Build A Moss Pole To Help Your Plants Thrive With This Genius Pool Noodle Hack

If you're thinking about adding a moss pole to your houseplants, this genius pool noodle hack is going to come in handy. Moss poles can be an unnecessary added expense on top of your plants, pots, and soil when you buy them from the garden center. There are plenty of DIY ideas to help you make your own at home, though, and the pool noodle method is particularly effective and satisfying to put together.

Many people tend to allow trailing plants to hang, but plants that trail benefit greatly from a moss pole or trellis that helps them climb up toward the light. If you're not sure whether your plant is a true hanging or a trailing plant, look for aerial roots along the stem. These are designed by nature to enable trailing plants to grip onto trees so that they can climb up and receive better sunlight, helping them to grow stronger.

Adding a moss pole to your trailing houseplant works in a similar way as a tree, wall, or fence might outside in your garden. When aerial roots come into physical contact with the moss pole, it can actually provide micronutrients and signal the plant to grow even bigger leaves! So if you want to create an urban jungle in your home, moss poles can help grow larger, thriving plants.

How to make a DIY moss pole using a pool noodle

There are many ways to make a DIY moss pole. Girlswholuvgreen on TikTok shows how she made a DIY moss pole using a pool noodle, and followers in the comments were thrilled! To make it, she cuts a pool noodle to the length she wants and then proceeds to poke holes all over with what looks like a screwdriver and a head massager. Then she stuffs some of the moss material into the holes and makes flat sheets to wrap around the pool noodle, securing everything by wrapping twine and knotting tightly. She works in small sections all the way from one end of the pool noodle to the other and finally hangs the pole, adding baby plants by stuffing them into the moss.

When choosing materials to make your moss pole, you can use sphagnum moss, sheet moss, or coconut fiber sheet, along with twine, jute, or fishing line.

Normally moss poles are placed directly into a plant pot so that plants can grow from the soil and climb up the pole. If you have a juvenile plant that isn't ready to climb yet, rather than add the moss pole straight away, you can use this cool hack that uses a surprising bathroom item to help your houseplants thrive – a toilet roll holder! These can make it easier to add a moss pole later on when your baby plant has matured.

Plants that will thrive with a moss pole
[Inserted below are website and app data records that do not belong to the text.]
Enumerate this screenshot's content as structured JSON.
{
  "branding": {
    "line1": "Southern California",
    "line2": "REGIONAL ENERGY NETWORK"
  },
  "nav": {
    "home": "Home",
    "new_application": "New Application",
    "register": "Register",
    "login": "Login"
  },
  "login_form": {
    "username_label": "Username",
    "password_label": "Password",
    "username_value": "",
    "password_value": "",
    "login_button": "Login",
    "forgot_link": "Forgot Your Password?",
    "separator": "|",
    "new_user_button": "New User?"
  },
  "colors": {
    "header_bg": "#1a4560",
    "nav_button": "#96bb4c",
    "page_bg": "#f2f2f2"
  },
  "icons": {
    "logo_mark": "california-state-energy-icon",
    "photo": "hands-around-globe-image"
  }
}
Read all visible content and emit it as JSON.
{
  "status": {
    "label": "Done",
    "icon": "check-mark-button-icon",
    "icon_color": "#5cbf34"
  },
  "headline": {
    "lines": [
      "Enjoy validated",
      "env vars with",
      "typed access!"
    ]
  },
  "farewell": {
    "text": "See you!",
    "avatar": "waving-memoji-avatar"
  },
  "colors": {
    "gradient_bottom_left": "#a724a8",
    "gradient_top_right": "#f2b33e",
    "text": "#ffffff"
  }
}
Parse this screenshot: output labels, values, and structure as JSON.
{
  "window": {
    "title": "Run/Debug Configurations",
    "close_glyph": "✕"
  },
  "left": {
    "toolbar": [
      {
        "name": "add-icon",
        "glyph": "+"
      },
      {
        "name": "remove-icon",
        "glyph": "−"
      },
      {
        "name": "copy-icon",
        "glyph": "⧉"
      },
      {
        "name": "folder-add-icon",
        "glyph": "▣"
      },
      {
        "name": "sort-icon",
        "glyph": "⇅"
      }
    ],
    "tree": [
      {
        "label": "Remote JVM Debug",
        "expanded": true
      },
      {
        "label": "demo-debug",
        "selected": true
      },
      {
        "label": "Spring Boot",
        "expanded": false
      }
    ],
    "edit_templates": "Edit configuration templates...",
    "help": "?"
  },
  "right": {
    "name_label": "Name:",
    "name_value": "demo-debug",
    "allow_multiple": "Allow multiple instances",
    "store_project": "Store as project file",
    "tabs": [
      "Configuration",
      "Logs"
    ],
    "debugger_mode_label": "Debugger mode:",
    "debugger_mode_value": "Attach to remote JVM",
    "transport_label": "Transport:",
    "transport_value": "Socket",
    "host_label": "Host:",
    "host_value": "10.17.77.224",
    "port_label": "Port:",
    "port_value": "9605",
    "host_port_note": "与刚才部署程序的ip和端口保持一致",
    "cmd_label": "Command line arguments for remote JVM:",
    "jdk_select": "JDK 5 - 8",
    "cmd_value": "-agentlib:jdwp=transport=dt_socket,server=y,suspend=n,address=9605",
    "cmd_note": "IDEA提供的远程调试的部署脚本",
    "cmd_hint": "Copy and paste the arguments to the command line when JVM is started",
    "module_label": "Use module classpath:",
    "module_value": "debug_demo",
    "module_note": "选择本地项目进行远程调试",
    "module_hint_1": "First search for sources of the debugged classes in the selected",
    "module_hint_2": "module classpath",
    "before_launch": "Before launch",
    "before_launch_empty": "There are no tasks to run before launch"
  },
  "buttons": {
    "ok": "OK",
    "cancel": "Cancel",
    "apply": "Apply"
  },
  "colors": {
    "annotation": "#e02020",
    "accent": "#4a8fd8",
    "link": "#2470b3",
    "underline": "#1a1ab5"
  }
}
In the TikTok video above, the moss pole is suspended in the air, so the plants are growing directly out of the moss instead of climbing up from the soil in a plant pot. She plants baby spider plants, which may be why she poked holes into the pool noodle, providing space for roots to grow and access water soaked into the pool noodle. A hanging moss pole like this could be a good idea for air plants that don't need to be "planted" because they absorb moisture from the air.

Traditionally moss poles are made for trailing plants, though. The monkey mask plant is a perfect example, along with long vines that love to climb up through tropical rainforest canopies in the wild. Similarly, pothos, or "devil's ivy" as it is often called, grows in the same way, and the leaves grow much bigger when they are allowed to climb upwards rather than hang down.

Bigger trailing plants, like the popular monstera, definitely needs the support of a moss pole as it grows bigger. Without it, the plant will grow out of shape and take up a lot of space in a room. You may have to use twine, as the aerial roots only supply vertical support. In the wild, this majestic plant would normally rely on the support of other plants to help it climb up toward the sun.